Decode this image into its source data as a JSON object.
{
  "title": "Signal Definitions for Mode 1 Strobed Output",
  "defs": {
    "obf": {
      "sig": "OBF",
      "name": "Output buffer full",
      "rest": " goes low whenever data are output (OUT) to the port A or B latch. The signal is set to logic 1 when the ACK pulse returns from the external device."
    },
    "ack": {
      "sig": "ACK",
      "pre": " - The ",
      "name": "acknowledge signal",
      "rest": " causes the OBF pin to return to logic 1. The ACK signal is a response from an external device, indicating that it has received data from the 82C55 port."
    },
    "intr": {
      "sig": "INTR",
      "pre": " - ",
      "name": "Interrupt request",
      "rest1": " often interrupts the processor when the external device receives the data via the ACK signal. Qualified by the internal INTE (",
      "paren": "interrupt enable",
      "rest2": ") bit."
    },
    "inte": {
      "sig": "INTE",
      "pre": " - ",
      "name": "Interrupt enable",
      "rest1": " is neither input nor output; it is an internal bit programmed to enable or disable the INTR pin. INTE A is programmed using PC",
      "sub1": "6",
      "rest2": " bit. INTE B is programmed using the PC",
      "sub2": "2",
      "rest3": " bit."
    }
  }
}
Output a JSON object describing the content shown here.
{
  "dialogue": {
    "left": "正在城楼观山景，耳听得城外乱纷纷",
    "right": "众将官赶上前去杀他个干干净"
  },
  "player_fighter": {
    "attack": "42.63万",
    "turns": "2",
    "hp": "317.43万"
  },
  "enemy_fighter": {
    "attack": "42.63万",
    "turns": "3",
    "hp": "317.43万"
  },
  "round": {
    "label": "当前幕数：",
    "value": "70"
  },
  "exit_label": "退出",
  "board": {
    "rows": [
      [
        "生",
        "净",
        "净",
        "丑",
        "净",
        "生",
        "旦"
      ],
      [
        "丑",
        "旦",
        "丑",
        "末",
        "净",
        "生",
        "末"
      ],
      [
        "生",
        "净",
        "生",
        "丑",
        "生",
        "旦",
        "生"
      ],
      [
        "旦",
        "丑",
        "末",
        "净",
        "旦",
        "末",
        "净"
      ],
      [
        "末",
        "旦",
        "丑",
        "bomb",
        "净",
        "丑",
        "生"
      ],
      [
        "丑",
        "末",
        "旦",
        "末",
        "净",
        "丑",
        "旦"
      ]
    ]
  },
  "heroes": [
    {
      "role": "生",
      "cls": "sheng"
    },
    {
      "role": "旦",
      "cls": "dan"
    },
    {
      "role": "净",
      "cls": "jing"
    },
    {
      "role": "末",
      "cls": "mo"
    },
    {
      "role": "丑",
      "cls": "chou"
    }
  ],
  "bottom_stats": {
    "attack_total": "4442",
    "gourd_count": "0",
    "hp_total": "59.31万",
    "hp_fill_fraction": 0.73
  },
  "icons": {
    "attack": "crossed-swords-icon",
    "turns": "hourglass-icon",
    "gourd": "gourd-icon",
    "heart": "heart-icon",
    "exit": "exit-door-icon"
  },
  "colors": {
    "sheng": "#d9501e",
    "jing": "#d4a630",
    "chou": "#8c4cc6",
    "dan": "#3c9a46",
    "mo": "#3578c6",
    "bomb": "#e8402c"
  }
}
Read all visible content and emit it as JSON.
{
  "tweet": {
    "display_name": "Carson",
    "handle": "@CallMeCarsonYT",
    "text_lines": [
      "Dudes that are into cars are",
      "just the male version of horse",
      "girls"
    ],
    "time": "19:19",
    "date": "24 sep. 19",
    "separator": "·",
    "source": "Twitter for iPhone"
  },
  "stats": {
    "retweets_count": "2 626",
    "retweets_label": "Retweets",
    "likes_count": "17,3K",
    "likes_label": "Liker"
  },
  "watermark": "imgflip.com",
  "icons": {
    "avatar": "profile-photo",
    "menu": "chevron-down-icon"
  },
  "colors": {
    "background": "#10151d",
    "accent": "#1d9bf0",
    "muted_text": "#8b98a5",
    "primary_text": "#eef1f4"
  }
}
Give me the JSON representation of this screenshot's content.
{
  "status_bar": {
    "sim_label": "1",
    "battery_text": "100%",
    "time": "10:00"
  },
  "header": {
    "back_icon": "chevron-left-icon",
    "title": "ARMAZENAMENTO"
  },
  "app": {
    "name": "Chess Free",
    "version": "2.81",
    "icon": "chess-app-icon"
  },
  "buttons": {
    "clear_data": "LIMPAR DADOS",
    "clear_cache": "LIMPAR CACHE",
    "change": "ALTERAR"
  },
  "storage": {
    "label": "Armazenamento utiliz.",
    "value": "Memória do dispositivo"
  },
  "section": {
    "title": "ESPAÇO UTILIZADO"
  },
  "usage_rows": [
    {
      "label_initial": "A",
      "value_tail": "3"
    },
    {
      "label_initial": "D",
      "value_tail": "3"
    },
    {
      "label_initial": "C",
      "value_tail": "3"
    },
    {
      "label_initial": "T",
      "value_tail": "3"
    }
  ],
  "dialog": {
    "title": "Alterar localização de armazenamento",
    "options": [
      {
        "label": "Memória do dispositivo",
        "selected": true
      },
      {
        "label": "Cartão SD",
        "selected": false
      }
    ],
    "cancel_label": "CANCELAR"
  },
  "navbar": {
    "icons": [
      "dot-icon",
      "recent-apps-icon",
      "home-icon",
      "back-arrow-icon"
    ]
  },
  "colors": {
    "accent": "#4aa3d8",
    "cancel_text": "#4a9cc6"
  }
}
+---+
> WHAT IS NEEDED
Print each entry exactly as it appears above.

> RESULT OF THE TASK
Decode this image into its source data as a JSON object.
{
  "title": "Signal Definitions for Mode 1 Strobed Output",
  "defs": {
    "obf": {
      "sig": "OBF",
      "name": "Output buffer full",
      "rest": " goes low whenever data are output (OUT) to the port A or B latch. The signal is set to logic 1 when the ACK pulse returns from the external device."
    },
    "ack": {
      "sig": "ACK",
      "pre": " - The ",
      "name": "acknowledge signal",
      "rest": " causes the OBF pin to return to logic 1. The ACK signal is a response from an external device, indicating that it has received data from the 82C55 port."
    },
    "intr": {
      "sig": "INTR",
      "pre": " - ",
      "name": "Interrupt request",
      "rest1": " often interrupts the processor when the external device receives the data via the ACK signal. Qualified by the internal INTE (",
      "paren": "interrupt enable",
      "rest2": ") bit."
    },
    "inte": {
      "sig": "INTE",
      "pre": " - ",
      "name": "Interrupt enable",
      "rest1": " is neither input nor output; it is an internal bit programmed to enable or disable the INTR pin. INTE A is programmed using PC",
      "sub1": "6",
      "rest2": " bit. INTE B is programmed using the PC",
      "sub2": "2",
      "rest3": " bit."
    }
  }
}
Output a JSON object describing the content shown here.
{
  "dialogue": {
    "left": "正在城楼观山景，耳听得城外乱纷纷",
    "right": "众将官赶上前去杀他个干干净"
  },
  "player_fighter": {
    "attack": "42.63万",
    "turns": "2",
    "hp": "317.43万"
  },
  "enemy_fighter": {
    "attack": "42.63万",
    "turns": "3",
    "hp": "317.43万"
  },
  "round": {
    "label": "当前幕数：",
    "value": "70"
  },
  "exit_label": "退出",
  "board": {
    "rows": [
      [
        "生",
        "净",
        "净",
        "丑",
        "净",
        "生",
        "旦"
      ],
      [
        "丑",
        "旦",
        "丑",
        "末",
        "净",
        "生",
        "末"
      ],
      [
        "生",
        "净",
        "生",
        "丑",
        "生",
        "旦",
        "生"
      ],
      [
        "旦",
        "丑",
        "末",
        "净",
        "旦",
        "末",
        "净"
      ],
      [
        "末",
        "旦",
        "丑",
        "bomb",
        "净",
        "丑",
        "生"
      ],
      [
        "丑",
        "末",
        "旦",
        "末",
        "净",
        "丑",
        "旦"
      ]
    ]
  },
  "heroes": [
    {
      "role": "生",
      "cls": "sheng"
    },
    {
      "role": "旦",
      "cls": "dan"
    },
    {
      "role": "净",
      "cls": "jing"
    },
    {
      "role": "末",
      "cls": "mo"
    },
    {
      "role": "丑",
      "cls": "chou"
    }
  ],
  "bottom_stats": {
    "attack_total": "4442",
    "gourd_count": "0",
    "hp_total": "59.31万",
    "hp_fill_fraction": 0.73
  },
  "icons": {
    "attack": "crossed-swords-icon",
    "turns": "hourglass-icon",
    "gourd": "gourd-icon",
    "heart": "heart-icon",
    "exit": "exit-door-icon"
  },
  "colors": {
    "sheng": "#d9501e",
    "jing": "#d4a630",
    "chou": "#8c4cc6",
    "dan": "#3c9a46",
    "mo": "#3578c6",
    "bomb": "#e8402c"
  }
}
Read all visible content and emit it as JSON.
{
  "tweet": {
    "display_name": "Carson",
    "handle": "@CallMeCarsonYT",
    "text_lines": [
      "Dudes that are into cars are",
      "just the male version of horse",
      "girls"
    ],
    "time": "19:19",
    "date": "24 sep. 19",
    "separator": "·",
    "source": "Twitter for iPhone"
  },
  "stats": {
    "retweets_count": "2 626",
    "retweets_label": "Retweets",
    "likes_count": "17,3K",
    "likes_label": "Liker"
  },
  "watermark": "imgflip.com",
  "icons": {
    "avatar": "profile-photo",
    "menu": "chevron-down-icon"
  },
  "colors": {
    "background": "#10151d",
    "accent": "#1d9bf0",
    "muted_text": "#8b98a5",
    "primary_text": "#eef1f4"
  }
}
Give me the JSON representation of this screenshot's content.
{
  "status_bar": {
    "sim_label": "1",
    "battery_text": "100%",
    "time": "10:00"
  },
  "header": {
    "back_icon": "chevron-left-icon",
    "title": "ARMAZENAMENTO"
  },
  "app": {
    "name": "Chess Free",
    "version": "2.81",
    "icon": "chess-app-icon"
  },
  "buttons": {
    "clear_data": "LIMPAR DADOS",
    "clear_cache": "LIMPAR CACHE",
    "change": "ALTERAR"
  },
  "storage": {
    "label": "Armazenamento utiliz.",
    "value": "Memória do dispositivo"
  },
  "section": {
    "title": "ESPAÇO UTILIZADO"
  },
  "usage_rows": [
    {
      "label_initial": "A",
      "value_tail": "3"
    },
    {
      "label_initial": "D",
      "value_tail": "3"
    },
    {
      "label_initial": "C",
      "value_tail": "3"
    },
    {
      "label_initial": "T",
      "value_tail": "3"
    }
  ],
  "dialog": {
    "title": "Alterar localização de armazenamento",
    "options": [
      {
        "label": "Memória do dispositivo",
        "selected": true
      },
      {
        "label": "Cartão SD",
        "selected": false
      }
    ],
    "cancel_label": "CANCELAR"
  },
  "navbar": {
    "icons": [
      "dot-icon",
      "recent-apps-icon",
      "home-icon",
      "back-arrow-icon"
    ]
  },
  "colors": {
    "accent": "#4aa3d8",
    "cancel_text": "#4a9cc6"
  }
}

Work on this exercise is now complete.